Consider the Press Council. Has it been able to define obscenity? The Council was set up as an advisory board, and the moral decline in the popular newspapers has gone on steadily ever since it was first set up. I feel very strongly that in the end this question has to be left to the critics of writing, to the critics of the theatre and to the manifestation of public taste. Therefore, I think that it is the duty of publishers of newspapers, the duty of the House, and the duty of all who command either the ear or eye of the public, slowly to raise the standard of judgment, the standard of ethics and the standard of taste so that in the end the public will say, "This shall not be."
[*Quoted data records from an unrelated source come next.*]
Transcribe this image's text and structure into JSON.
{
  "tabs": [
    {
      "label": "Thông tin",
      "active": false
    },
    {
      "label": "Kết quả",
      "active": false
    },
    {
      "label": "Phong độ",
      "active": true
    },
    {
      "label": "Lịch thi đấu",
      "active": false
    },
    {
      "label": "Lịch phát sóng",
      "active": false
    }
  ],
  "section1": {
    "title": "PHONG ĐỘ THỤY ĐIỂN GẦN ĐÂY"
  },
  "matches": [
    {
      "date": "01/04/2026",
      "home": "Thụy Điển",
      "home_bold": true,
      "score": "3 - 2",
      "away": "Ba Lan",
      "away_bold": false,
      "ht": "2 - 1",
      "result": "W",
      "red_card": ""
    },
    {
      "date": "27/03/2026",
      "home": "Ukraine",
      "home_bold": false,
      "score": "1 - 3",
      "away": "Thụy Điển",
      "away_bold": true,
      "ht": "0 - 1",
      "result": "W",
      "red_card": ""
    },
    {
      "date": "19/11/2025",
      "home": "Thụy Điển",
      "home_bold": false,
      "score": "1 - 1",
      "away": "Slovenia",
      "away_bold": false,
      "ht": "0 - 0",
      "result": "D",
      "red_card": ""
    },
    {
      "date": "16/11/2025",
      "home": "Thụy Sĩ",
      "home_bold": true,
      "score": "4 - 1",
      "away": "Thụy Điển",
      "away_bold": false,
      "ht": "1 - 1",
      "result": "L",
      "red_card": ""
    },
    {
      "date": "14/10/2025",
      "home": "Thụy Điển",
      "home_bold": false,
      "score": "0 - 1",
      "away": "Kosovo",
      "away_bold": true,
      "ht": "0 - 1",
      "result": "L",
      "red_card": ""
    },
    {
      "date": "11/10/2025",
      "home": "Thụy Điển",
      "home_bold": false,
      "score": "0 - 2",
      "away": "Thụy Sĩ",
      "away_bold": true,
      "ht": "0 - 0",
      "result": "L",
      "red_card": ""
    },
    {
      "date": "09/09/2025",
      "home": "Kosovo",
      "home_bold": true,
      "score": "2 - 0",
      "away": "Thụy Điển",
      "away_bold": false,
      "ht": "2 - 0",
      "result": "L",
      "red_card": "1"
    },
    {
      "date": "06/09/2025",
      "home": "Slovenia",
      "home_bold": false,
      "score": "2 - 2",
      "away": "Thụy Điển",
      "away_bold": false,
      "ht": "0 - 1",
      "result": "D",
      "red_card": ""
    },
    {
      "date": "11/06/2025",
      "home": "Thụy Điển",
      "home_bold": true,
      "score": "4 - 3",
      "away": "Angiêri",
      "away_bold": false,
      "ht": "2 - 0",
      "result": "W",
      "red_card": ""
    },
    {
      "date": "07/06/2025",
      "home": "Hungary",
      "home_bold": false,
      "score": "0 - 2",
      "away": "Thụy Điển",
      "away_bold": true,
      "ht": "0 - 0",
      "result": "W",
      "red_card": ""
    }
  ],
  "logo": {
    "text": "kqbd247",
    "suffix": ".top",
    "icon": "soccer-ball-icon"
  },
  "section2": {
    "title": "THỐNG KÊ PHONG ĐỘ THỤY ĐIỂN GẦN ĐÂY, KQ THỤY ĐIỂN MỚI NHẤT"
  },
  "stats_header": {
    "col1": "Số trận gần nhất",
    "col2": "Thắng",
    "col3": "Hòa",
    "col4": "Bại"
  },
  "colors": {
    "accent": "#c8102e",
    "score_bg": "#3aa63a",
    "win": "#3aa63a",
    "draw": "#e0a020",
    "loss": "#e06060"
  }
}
I have been studying the Bill very closely for more than an hour. I was not involved in the Lotteries Bill debate, and therefore I have been studying the Bill now before us because it is a subject which is of very great interest to me. May I ask the hon. Member for Stechford whether this board, this court of moral inquisition under the Bill, is intended to deal with newspapers?

Mr. Roy Jenkins

I am sure that the hon. Gentleman, if he has studied the Bill as closely as he indicated, will know the answer.

Sir L. Plummer

What mention is there in the Bill of a board?

Sir B. Baxter

I meant to say "This Bill"; I was misusing the word.

Is this Bill intended to deal with the obscenity of newspapers? Apparently not. Then why not? Unfortunately, I have only two minutes in which to prove how fully I have studied the Bill. As the newspapers have set up a Press Council to keep them on the straight and narrow path, and because I think myself that this Bill is well meaning and worthy and I do not want to talk it out. I will now sit down.

3.58 p.m.

The Joint Under-Secretary of State for the Home Department (Sir Hugh Lucas-Tooth)

The subject matter of this Bill is as important as any that could be raised in a Private Member's Bill and is certainly as controversial. For these reasons I think that it deserves rather more time for consideration than has been given to it this afternoon, and if I am still on my feet, Mr. Speaker, when four o'clock strikes, it will be because it is quite impossible for me to explain the Government's attitude to the Bill in the minute or so that remains, when it is remembered that the passage of the Children and Young Persons (Harmful Publications) Act through the House, last Session, occupied many hours of our time, and that that Measure was far smaller in its content than anything which is dealt with in this Bill.

It is, of course—it must be agreed—necessary to draw a line somewhere between works which offend commonly accepted standards of decency—

It being Four o'clock, Mr. SPEAKER proceeded to interrupt the business.

Whereupon Mr. ROY JENKINS rose in his place and claimed to move, That the Question be now put; but Mr. SPEAKER withheld his assent and declined then to put that Question; and the debate stood adjourned.

Debate to be resumed upon Friday, 9th December.